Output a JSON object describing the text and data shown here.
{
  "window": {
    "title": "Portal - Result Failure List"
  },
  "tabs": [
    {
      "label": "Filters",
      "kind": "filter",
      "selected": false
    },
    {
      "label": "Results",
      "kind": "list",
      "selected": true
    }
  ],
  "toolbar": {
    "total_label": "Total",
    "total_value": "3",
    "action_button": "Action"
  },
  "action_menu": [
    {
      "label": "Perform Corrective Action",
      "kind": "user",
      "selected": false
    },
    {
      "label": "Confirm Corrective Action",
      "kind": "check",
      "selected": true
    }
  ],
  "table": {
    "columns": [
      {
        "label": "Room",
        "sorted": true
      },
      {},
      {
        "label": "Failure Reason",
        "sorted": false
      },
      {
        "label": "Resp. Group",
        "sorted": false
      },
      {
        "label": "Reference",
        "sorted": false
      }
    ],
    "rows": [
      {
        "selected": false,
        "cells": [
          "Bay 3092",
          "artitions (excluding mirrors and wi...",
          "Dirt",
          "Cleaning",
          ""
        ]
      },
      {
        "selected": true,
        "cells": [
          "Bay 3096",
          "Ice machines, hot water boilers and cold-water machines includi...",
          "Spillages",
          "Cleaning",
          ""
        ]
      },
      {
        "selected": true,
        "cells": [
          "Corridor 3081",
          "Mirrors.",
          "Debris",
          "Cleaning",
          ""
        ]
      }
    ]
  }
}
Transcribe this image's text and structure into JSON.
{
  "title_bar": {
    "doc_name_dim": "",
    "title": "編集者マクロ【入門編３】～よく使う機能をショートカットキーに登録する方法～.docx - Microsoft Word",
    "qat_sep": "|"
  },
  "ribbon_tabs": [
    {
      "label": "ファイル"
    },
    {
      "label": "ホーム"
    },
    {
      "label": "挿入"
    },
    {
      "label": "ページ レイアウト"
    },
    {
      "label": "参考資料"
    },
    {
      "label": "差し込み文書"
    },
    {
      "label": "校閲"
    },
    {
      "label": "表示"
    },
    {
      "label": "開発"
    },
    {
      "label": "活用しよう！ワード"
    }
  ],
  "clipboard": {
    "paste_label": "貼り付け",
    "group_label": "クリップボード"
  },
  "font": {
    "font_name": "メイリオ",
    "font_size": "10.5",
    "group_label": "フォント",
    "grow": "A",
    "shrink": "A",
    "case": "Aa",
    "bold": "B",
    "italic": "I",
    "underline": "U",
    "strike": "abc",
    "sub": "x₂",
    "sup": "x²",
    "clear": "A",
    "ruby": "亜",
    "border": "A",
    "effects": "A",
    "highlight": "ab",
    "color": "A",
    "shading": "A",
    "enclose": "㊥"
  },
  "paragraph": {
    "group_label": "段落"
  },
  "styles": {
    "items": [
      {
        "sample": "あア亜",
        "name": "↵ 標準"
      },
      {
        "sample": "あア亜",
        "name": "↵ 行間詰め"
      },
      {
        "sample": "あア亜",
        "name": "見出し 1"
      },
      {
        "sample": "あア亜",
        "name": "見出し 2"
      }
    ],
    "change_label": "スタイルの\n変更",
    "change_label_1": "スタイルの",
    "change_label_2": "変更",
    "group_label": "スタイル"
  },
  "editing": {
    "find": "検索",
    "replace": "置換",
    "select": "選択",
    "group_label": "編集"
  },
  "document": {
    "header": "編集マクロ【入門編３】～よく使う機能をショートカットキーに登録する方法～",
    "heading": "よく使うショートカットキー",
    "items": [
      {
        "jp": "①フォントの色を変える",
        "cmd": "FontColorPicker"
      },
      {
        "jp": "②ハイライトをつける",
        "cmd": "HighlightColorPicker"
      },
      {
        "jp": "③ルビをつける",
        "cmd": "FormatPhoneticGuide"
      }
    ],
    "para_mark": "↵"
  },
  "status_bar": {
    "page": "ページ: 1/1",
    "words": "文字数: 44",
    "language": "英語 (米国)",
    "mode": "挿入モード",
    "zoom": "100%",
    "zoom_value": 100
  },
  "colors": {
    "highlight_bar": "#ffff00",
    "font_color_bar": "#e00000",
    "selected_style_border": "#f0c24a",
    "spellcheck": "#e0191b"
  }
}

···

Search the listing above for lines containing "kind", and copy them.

      "kind": "filter",
      "kind": "list",
      "kind": "user",
      "kind": "check",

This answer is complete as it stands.